Child and research playing Simon Says game

What We Study

The Developmental Psychopathology Lab conducts research to understand how children develop behavior problems as well as positive adjustment. We have been particularly interested in externalizing behavior problems, such as aggressive, disruptive, and noncompliant behavior. We focus on the development of individual differences in self-regulation skills and the consequences of children’s self-regulation skills for their school readiness. The goal of our lab is to improve understanding of how children develop behavior problems and positive adjustment from a very early age. We place special emphasis on the early development of behavior problems before later, more severe, and more stable behavior problems develop, which may lead to improved intervention and prevention approaches.

How We Study It

To study the development of self-regulation and behavior problems, we follow children and families longitudinally over time and examine multiple levels of analysis, including how biological, psychological, and social-contextual processes relate to the development of behavior problems. For instance, we examine brain development (as measured by EEG/ERP), sleep, stress, parenting, temperament, and language skills in relation to the development of behavior problems.
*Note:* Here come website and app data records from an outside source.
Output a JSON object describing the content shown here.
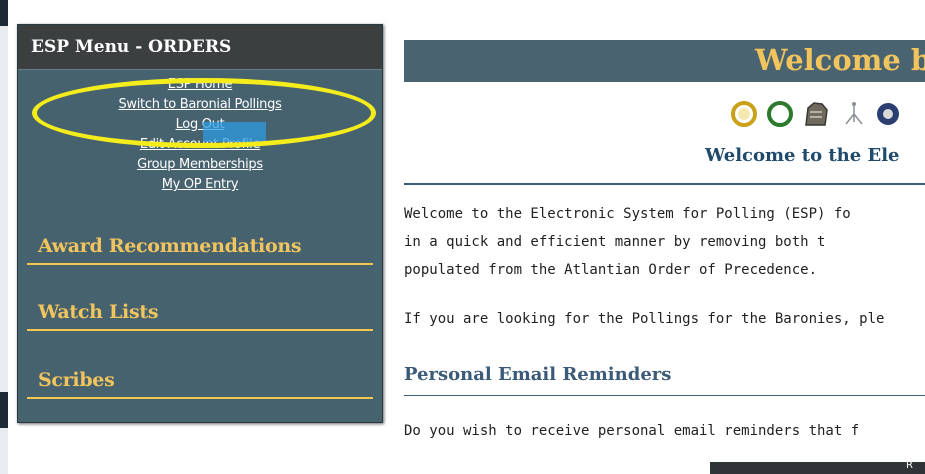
{
  "menu": {
    "title": "ESP Menu - ORDERS",
    "links": [
      "ESP Home",
      "Switch to Baronial Pollings",
      "Log Out",
      "Edit Account Profile",
      "Group Memberships",
      "My OP Entry"
    ],
    "sections": [
      "Award Recommendations",
      "Watch Lists",
      "Scribes"
    ]
  },
  "main": {
    "banner": "Welcome b",
    "subtitle": "Welcome to the Ele",
    "paragraph_lines": [
      "Welcome to the Electronic System for Polling (ESP) fo",
      "in a quick and efficient manner by removing both t",
      "populated from the Atlantian Order of Precedence.",
      "If you are looking for the Pollings for the Baronies, ple"
    ],
    "heading": "Personal Email Reminders",
    "reminder_line": "Do you wish to receive personal email reminders that f",
    "button_label": "R"
  },
  "colors": {
    "menu_bg": "#47626f",
    "accent_gold": "#f1c45d",
    "highlight_yellow": "#f4ed1b",
    "heading_blue": "#1f4a6b"
  },
  "icons": [
    "laurel-wreath-icon",
    "green-wreath-icon",
    "beast-icon",
    "tree-icon",
    "badge-icon"
  ]
}
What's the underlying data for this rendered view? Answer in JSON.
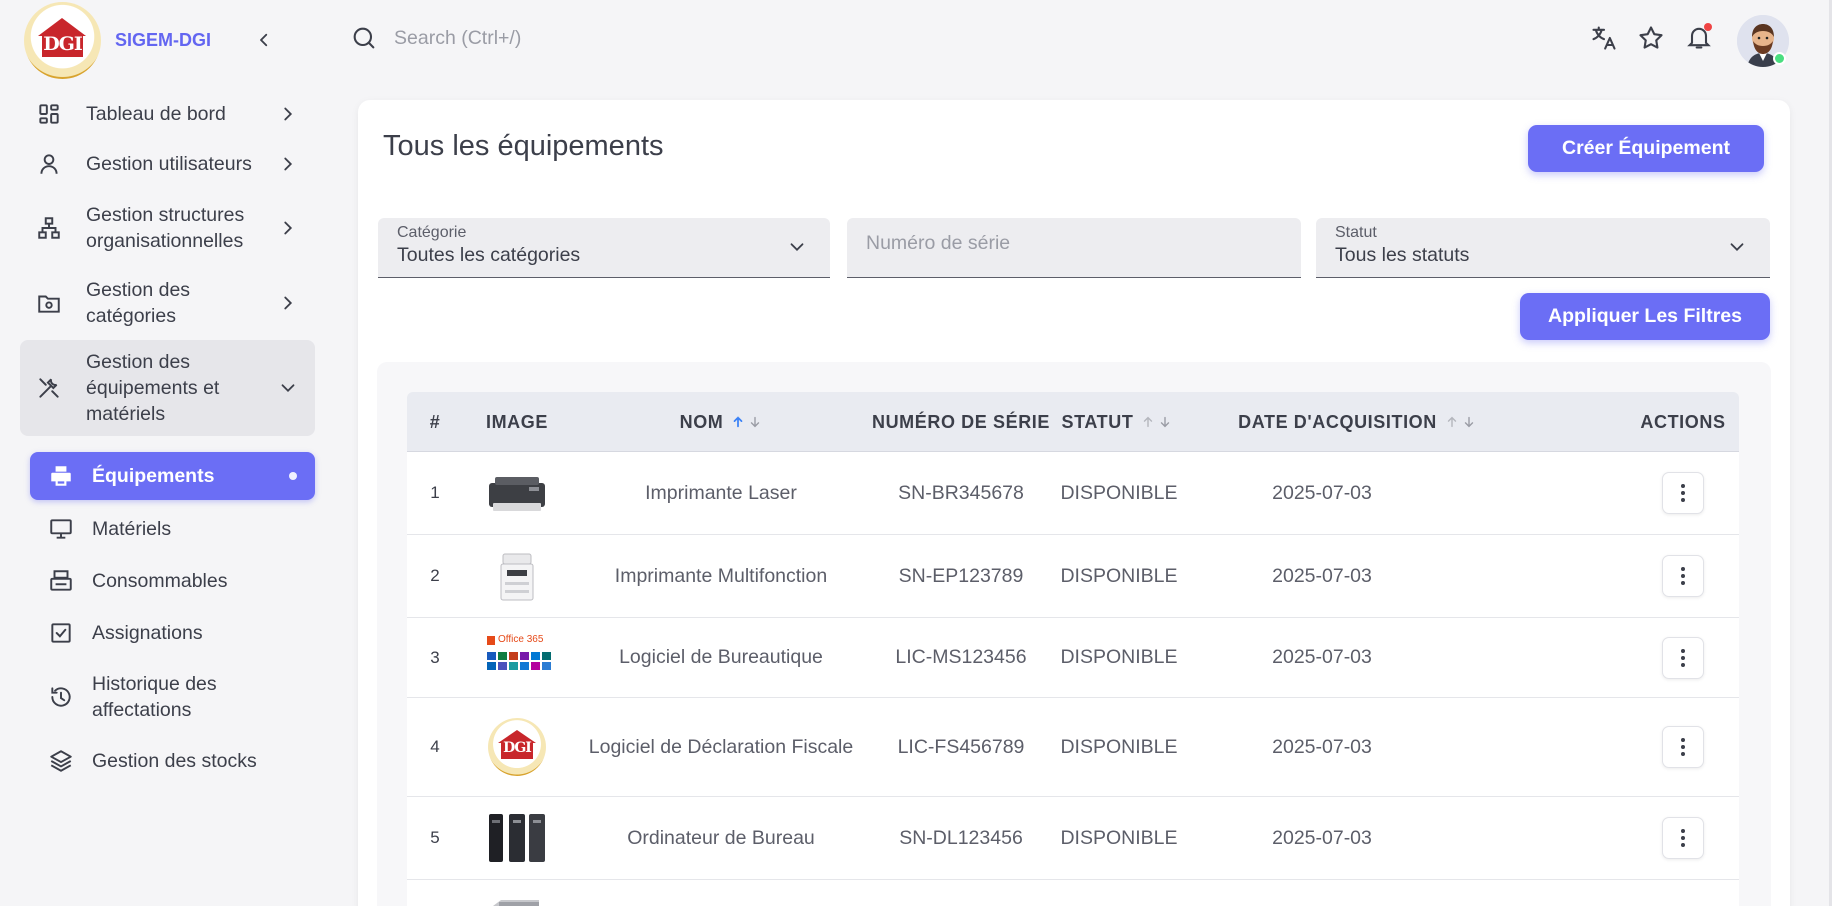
{
  "brand": {
    "name": "SIGEM-DGI",
    "logo_text": "DGI"
  },
  "search": {
    "placeholder": "Search (Ctrl+/)"
  },
  "topbar": {
    "icons": [
      "translate-icon",
      "star-icon",
      "bell-icon"
    ],
    "has_notification": true
  },
  "sidebar": {
    "items": [
      {
        "label": "Tableau de bord",
        "icon": "dashboard-icon"
      },
      {
        "label": "Gestion utilisateurs",
        "icon": "user-icon"
      },
      {
        "label": "Gestion structures organisationnelles",
        "icon": "hierarchy-icon"
      },
      {
        "label": "Gestion des catégories",
        "icon": "folder-cog-icon"
      },
      {
        "label": "Gestion des équipements et matériels",
        "icon": "tools-icon"
      }
    ],
    "subitems": [
      {
        "label": "Équipements",
        "icon": "printer-icon"
      },
      {
        "label": "Matériels",
        "icon": "monitor-icon"
      },
      {
        "label": "Consommables",
        "icon": "ink-icon"
      },
      {
        "label": "Assignations",
        "icon": "checkbox-icon"
      },
      {
        "label": "Historique des affectations",
        "icon": "history-icon"
      },
      {
        "label": "Gestion des stocks",
        "icon": "layers-icon"
      }
    ]
  },
  "page": {
    "title": "Tous les équipements",
    "create_button": "Créer Équipement",
    "apply_button": "Appliquer Les Filtres"
  },
  "filters": {
    "category": {
      "label": "Catégorie",
      "value": "Toutes les catégories"
    },
    "serial": {
      "placeholder": "Numéro de série"
    },
    "status": {
      "label": "Statut",
      "value": "Tous les statuts"
    }
  },
  "table": {
    "columns": [
      "#",
      "IMAGE",
      "NOM",
      "NUMÉRO DE SÉRIE",
      "STATUT",
      "DATE D'ACQUISITION",
      "ACTIONS"
    ],
    "rows": [
      {
        "num": "1",
        "image": "laser-printer",
        "name": "Imprimante Laser",
        "serial": "SN-BR345678",
        "status": "DISPONIBLE",
        "date": "2025-07-03"
      },
      {
        "num": "2",
        "image": "multifunction-printer",
        "name": "Imprimante Multifonction",
        "serial": "SN-EP123789",
        "status": "DISPONIBLE",
        "date": "2025-07-03"
      },
      {
        "num": "3",
        "image": "office365",
        "name": "Logiciel de Bureautique",
        "serial": "LIC-MS123456",
        "status": "DISPONIBLE",
        "date": "2025-07-03",
        "image_text": "Office 365"
      },
      {
        "num": "4",
        "image": "dgi-logo",
        "name": "Logiciel de Déclaration Fiscale",
        "serial": "LIC-FS456789",
        "status": "DISPONIBLE",
        "date": "2025-07-03",
        "image_text": "DGI"
      },
      {
        "num": "5",
        "image": "desktop-towers",
        "name": "Ordinateur de Bureau",
        "serial": "SN-DL123456",
        "status": "DISPONIBLE",
        "date": "2025-07-03"
      }
    ]
  },
  "colors": {
    "accent": "#6b6ef5",
    "sort_active": "#3b82f6",
    "online": "#4ade80",
    "notification": "#ef4444"
  }
}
Child and researcher playing a game with an EEG cap on.


If you are interested in collaborating with the Developmental Psychopathology Lab on one of our projects, you may fill out a Research Data Request.